“Instead of adjusting for true differences between conventional and unconventional operations, House Bill 1144 inappropriately shifts the costs and risks inherent in conventional operations to the citizens of the Commonwealth.”

“While we recognize that low commodity prices have hampered the conventional industry, that challenge is wholly unrelated to protection standards. It certainly does not warrant the unraveling of standards that have been in place, and practiced by both the conventional and unconventional industries, for decades.

“EDF and PEC have continually stated our willingness to come to the table and work with the General Assembly, Administration, and conventional industry to develop an appropriate framework.”

Click Here for a copy of the letter.

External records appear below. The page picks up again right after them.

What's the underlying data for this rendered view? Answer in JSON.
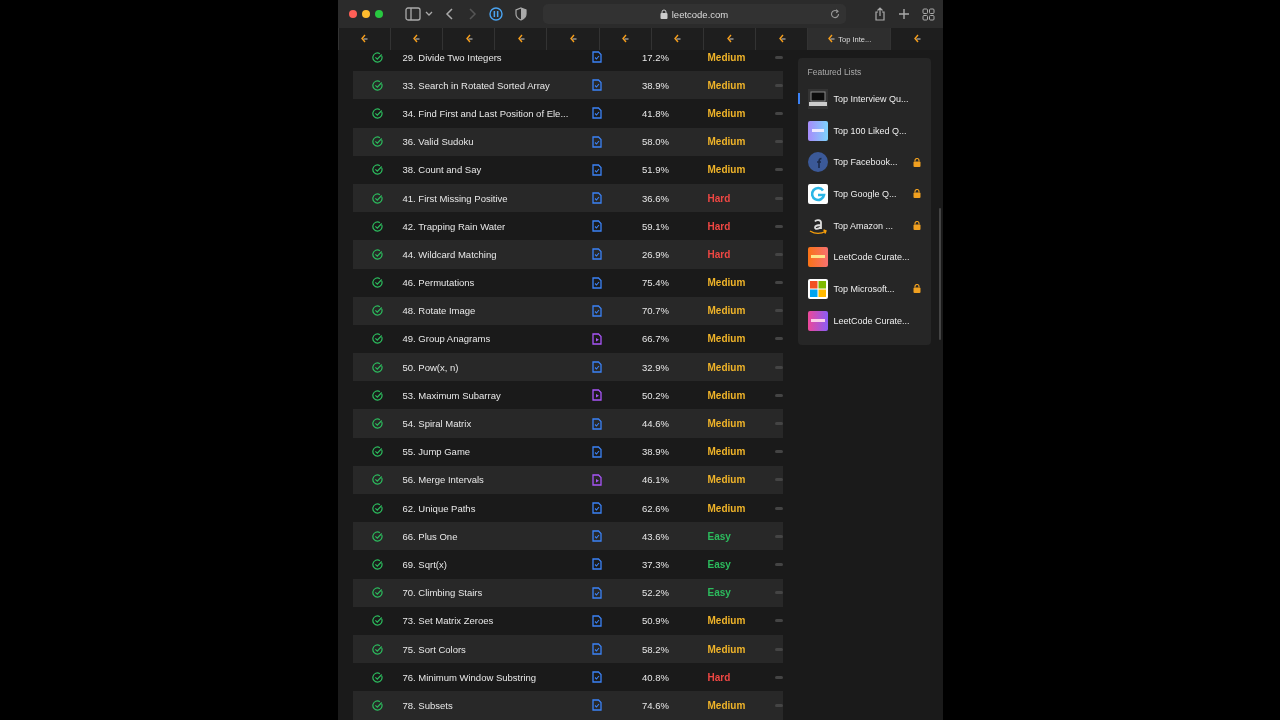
{
  "browser": {
    "address": "leetcode.com",
    "tabs": [
      {
        "selected": false
      },
      {
        "selected": false
      },
      {
        "selected": false
      },
      {
        "selected": false
      },
      {
        "selected": false
      },
      {
        "selected": false
      },
      {
        "selected": false
      },
      {
        "selected": false
      },
      {
        "selected": false
      },
      {
        "label": "Top Inte...",
        "selected": true
      },
      {
        "selected": false
      }
    ]
  },
  "problems": [
    {
      "title": "29. Divide Two Integers",
      "solved": true,
      "kind": "article",
      "acceptance": "17.2%",
      "difficulty": "Medium",
      "color": "#f0b429"
    },
    {
      "title": "33. Search in Rotated Sorted Array",
      "solved": true,
      "kind": "article",
      "acceptance": "38.9%",
      "difficulty": "Medium",
      "color": "#f0b429"
    },
    {
      "title": "34. Find First and Last Position of Ele...",
      "solved": true,
      "kind": "article",
      "acceptance": "41.8%",
      "difficulty": "Medium",
      "color": "#f0b429"
    },
    {
      "title": "36. Valid Sudoku",
      "solved": true,
      "kind": "article",
      "acceptance": "58.0%",
      "difficulty": "Medium",
      "color": "#f0b429"
    },
    {
      "title": "38. Count and Say",
      "solved": true,
      "kind": "article",
      "acceptance": "51.9%",
      "difficulty": "Medium",
      "color": "#f0b429"
    },
    {
      "title": "41. First Missing Positive",
      "solved": true,
      "kind": "article",
      "acceptance": "36.6%",
      "difficulty": "Hard",
      "color": "#ef4743"
    },
    {
      "title": "42. Trapping Rain Water",
      "solved": true,
      "kind": "article",
      "acceptance": "59.1%",
      "difficulty": "Hard",
      "color": "#ef4743"
    },
    {
      "title": "44. Wildcard Matching",
      "solved": true,
      "kind": "article",
      "acceptance": "26.9%",
      "difficulty": "Hard",
      "color": "#ef4743"
    },
    {
      "title": "46. Permutations",
      "solved": true,
      "kind": "article",
      "acceptance": "75.4%",
      "difficulty": "Medium",
      "color": "#f0b429"
    },
    {
      "title": "48. Rotate Image",
      "solved": true,
      "kind": "article",
      "acceptance": "70.7%",
      "difficulty": "Medium",
      "color": "#f0b429"
    },
    {
      "title": "49. Group Anagrams",
      "solved": true,
      "kind": "video",
      "acceptance": "66.7%",
      "difficulty": "Medium",
      "color": "#f0b429"
    },
    {
      "title": "50. Pow(x, n)",
      "solved": true,
      "kind": "article",
      "acceptance": "32.9%",
      "difficulty": "Medium",
      "color": "#f0b429"
    },
    {
      "title": "53. Maximum Subarray",
      "solved": true,
      "kind": "video",
      "acceptance": "50.2%",
      "difficulty": "Medium",
      "color": "#f0b429"
    },
    {
      "title": "54. Spiral Matrix",
      "solved": true,
      "kind": "article",
      "acceptance": "44.6%",
      "difficulty": "Medium",
      "color": "#f0b429"
    },
    {
      "title": "55. Jump Game",
      "solved": true,
      "kind": "article",
      "acceptance": "38.9%",
      "difficulty": "Medium",
      "color": "#f0b429"
    },
    {
      "title": "56. Merge Intervals",
      "solved": true,
      "kind": "video",
      "acceptance": "46.1%",
      "difficulty": "Medium",
      "color": "#f0b429"
    },
    {
      "title": "62. Unique Paths",
      "solved": true,
      "kind": "article",
      "acceptance": "62.6%",
      "difficulty": "Medium",
      "color": "#f0b429"
    },
    {
      "title": "66. Plus One",
      "solved": true,
      "kind": "article",
      "acceptance": "43.6%",
      "difficulty": "Easy",
      "color": "#2cbb5d"
    },
    {
      "title": "69. Sqrt(x)",
      "solved": true,
      "kind": "article",
      "acceptance": "37.3%",
      "difficulty": "Easy",
      "color": "#2cbb5d"
    },
    {
      "title": "70. Climbing Stairs",
      "solved": true,
      "kind": "article",
      "acceptance": "52.2%",
      "difficulty": "Easy",
      "color": "#2cbb5d"
    },
    {
      "title": "73. Set Matrix Zeroes",
      "solved": true,
      "kind": "article",
      "acceptance": "50.9%",
      "difficulty": "Medium",
      "color": "#f0b429"
    },
    {
      "title": "75. Sort Colors",
      "solved": true,
      "kind": "article",
      "acceptance": "58.2%",
      "difficulty": "Medium",
      "color": "#f0b429"
    },
    {
      "title": "76. Minimum Window Substring",
      "solved": true,
      "kind": "article",
      "acceptance": "40.8%",
      "difficulty": "Hard",
      "color": "#ef4743"
    },
    {
      "title": "78. Subsets",
      "solved": true,
      "kind": "article",
      "acceptance": "74.6%",
      "difficulty": "Medium",
      "color": "#f0b429"
    }
  ],
  "featured_lists": {
    "title": "Featured Lists",
    "items": [
      {
        "label": "Top Interview Qu...",
        "kind": "laptop",
        "locked": false,
        "selected": true
      },
      {
        "label": "Top 100 Liked Q...",
        "kind": "top",
        "locked": false,
        "selected": false
      },
      {
        "label": "Top Facebook...",
        "kind": "facebook",
        "locked": true,
        "selected": false
      },
      {
        "label": "Top Google Q...",
        "kind": "google",
        "locked": true,
        "selected": false
      },
      {
        "label": "Top Amazon ...",
        "kind": "amazon",
        "locked": true,
        "selected": false
      },
      {
        "label": "LeetCode Curate...",
        "kind": "hot",
        "locked": false,
        "selected": false
      },
      {
        "label": "Top Microsoft...",
        "kind": "microsoft",
        "locked": true,
        "selected": false
      },
      {
        "label": "LeetCode Curate...",
        "kind": "sql",
        "locked": false,
        "selected": false
      }
    ]
  }
}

On May 4, a letter and petition organized by Berks Gas Truth was sent in anticipation of consideration of the bill by the House Committee.  Read more here.

Although the bill is full of bad provisions, the group focused on the same issue it focused on in the last session when a similar bill, Senate Bill 790, was making its way through the legislature. 

Last year’s bill would have reinstated the practice of road spreading of toxic, radioactive drilling waste on unpaved roads. This year’s bill, and its Senate counterpart, Senate Bill 534, would allow the waste to be spread on paved roads, as well.

Last year, the group presented a letter to the Environmental Resources and Energy Committee the morning of its consideration of Senate Bill 790. The Committee amended the bill to remove the road spreading provision. 

The letter updates and appends that letter to express that much attention has been given to the contents of drilling waste since last year and concerns for potential impacts to water and air quality, human health, and safety have only increased.

“The people spoke clearly last year and the Committee, and ultimately Governor Wolf who vetoed the bill he rightly considered to be a bad bill even without the road spreading provision, heard them. This time, the House is moving this bill very quickly. With only a short time to circulate the letter and petition, we exceeded the number of signatures we’d gathered last time. Let’s face  it, ‘I’d like toxic, radioactive waste to be spread on the roads where I live,’ said no one ever,” said Karen Feridun, Founder of Berks Gas Truth.